:: Work request ::
Retype each record below word for word. Leave the pictures out.

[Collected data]
◇ ◇ ◇ ◇ ◇

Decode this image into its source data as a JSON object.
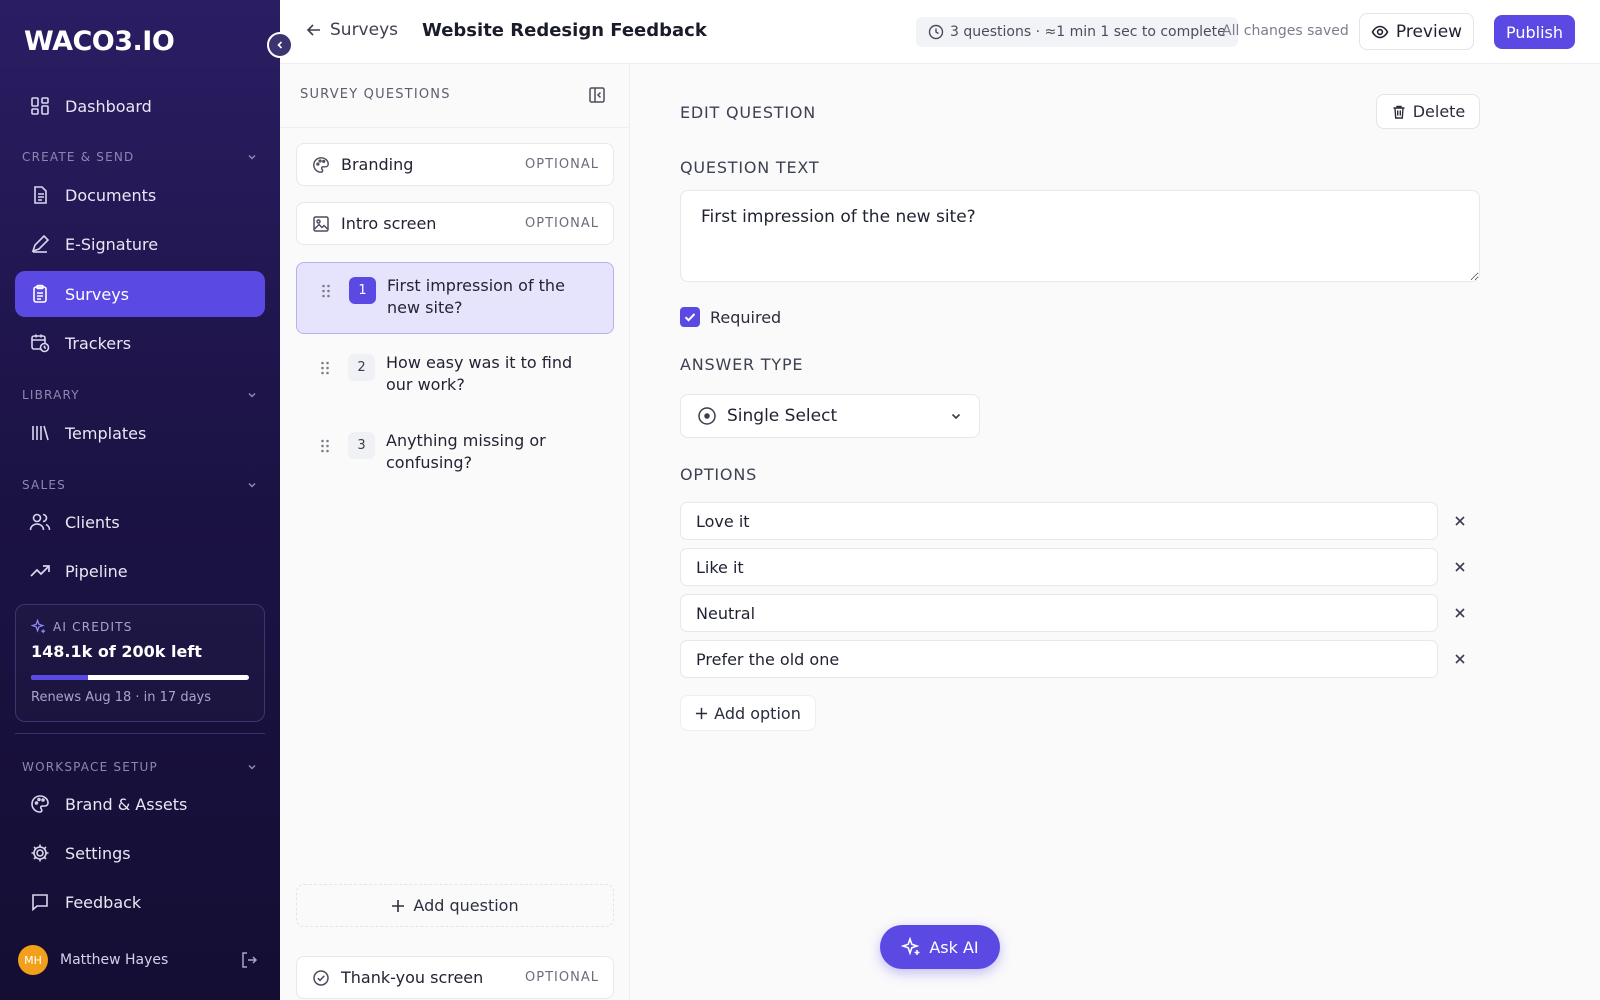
{
  "sidebar": {
    "logo": "WACO3.IO",
    "nav": {
      "dashboard": "Dashboard",
      "documents": "Documents",
      "esignature": "E-Signature",
      "surveys": "Surveys",
      "trackers": "Trackers",
      "templates": "Templates",
      "clients": "Clients",
      "pipeline": "Pipeline",
      "brand": "Brand & Assets",
      "settings": "Settings",
      "feedback": "Feedback"
    },
    "sections": {
      "create": "CREATE & SEND",
      "library": "LIBRARY",
      "sales": "SALES",
      "workspace": "WORKSPACE SETUP"
    },
    "credits": {
      "label": "AI CREDITS",
      "value": "148.1k of 200k left",
      "renews": "Renews Aug 18 · in 17 days",
      "used_fraction": 0.26
    },
    "user": {
      "initials": "MH",
      "name": "Matthew Hayes"
    }
  },
  "header": {
    "back_label": "Surveys",
    "title": "Website Redesign Feedback",
    "meta": "3 questions · ≈1 min 1 sec to complete",
    "saved": "All changes saved",
    "preview": "Preview",
    "publish": "Publish"
  },
  "panel": {
    "title": "SURVEY QUESTIONS",
    "optional": "OPTIONAL",
    "branding": "Branding",
    "intro": "Intro screen",
    "questions": [
      {
        "num": "1",
        "text": "First impression of the new site?"
      },
      {
        "num": "2",
        "text": "How easy was it to find our work?"
      },
      {
        "num": "3",
        "text": "Anything missing or confusing?"
      }
    ],
    "add_question": "Add question",
    "thankyou": "Thank-you screen"
  },
  "editor": {
    "title": "EDIT QUESTION",
    "delete": "Delete",
    "question_text_label": "QUESTION TEXT",
    "question_text": "First impression of the new site?",
    "required": "Required",
    "answer_type_label": "ANSWER TYPE",
    "answer_type": "Single Select",
    "options_label": "OPTIONS",
    "options": [
      "Love it",
      "Like it",
      "Neutral",
      "Prefer the old one"
    ],
    "add_option": "Add option",
    "ask_ai": "Ask AI"
  },
  "colors": {
    "accent": "#5a4ae3",
    "sidebar": "#1c1346",
    "avatar": "#f2a01a"
  }
}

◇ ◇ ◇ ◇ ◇

:: Exercise solution ::
Decode this image into its source data as a JSON object.
{
  "sidebar": {
    "logo": "WACO3.IO",
    "nav": {
      "dashboard": "Dashboard",
      "documents": "Documents",
      "esignature": "E-Signature",
      "surveys": "Surveys",
      "trackers": "Trackers",
      "templates": "Templates",
      "clients": "Clients",
      "pipeline": "Pipeline",
      "brand": "Brand & Assets",
      "settings": "Settings",
      "feedback": "Feedback"
    },
    "sections": {
      "create": "CREATE & SEND",
      "library": "LIBRARY",
      "sales": "SALES",
      "workspace": "WORKSPACE SETUP"
    },
    "credits": {
      "label": "AI CREDITS",
      "value": "148.1k of 200k left",
      "renews": "Renews Aug 18 · in 17 days",
      "used_fraction": 0.26
    },
    "user": {
      "initials": "MH",
      "name": "Matthew Hayes"
    }
  },
  "header": {
    "back_label": "Surveys",
    "title": "Website Redesign Feedback",
    "meta": "3 questions · ≈1 min 1 sec to complete",
    "saved": "All changes saved",
    "preview": "Preview",
    "publish": "Publish"
  },
  "panel": {
    "title": "SURVEY QUESTIONS",
    "optional": "OPTIONAL",
    "branding": "Branding",
    "intro": "Intro screen",
    "questions": [
      {
        "num": "1",
        "text": "First impression of the new site?"
      },
      {
        "num": "2",
        "text": "How easy was it to find our work?"
      },
      {
        "num": "3",
        "text": "Anything missing or confusing?"
      }
    ],
    "add_question": "Add question",
    "thankyou": "Thank-you screen"
  },
  "editor": {
    "title": "EDIT QUESTION",
    "delete": "Delete",
    "question_text_label": "QUESTION TEXT",
    "question_text": "First impression of the new site?",
    "required": "Required",
    "answer_type_label": "ANSWER TYPE",
    "answer_type": "Single Select",
    "options_label": "OPTIONS",
    "options": [
      "Love it",
      "Like it",
      "Neutral",
      "Prefer the old one"
    ],
    "add_option": "Add option",
    "ask_ai": "Ask AI"
  },
  "colors": {
    "accent": "#5a4ae3",
    "sidebar": "#1c1346",
    "avatar": "#f2a01a"
  }
}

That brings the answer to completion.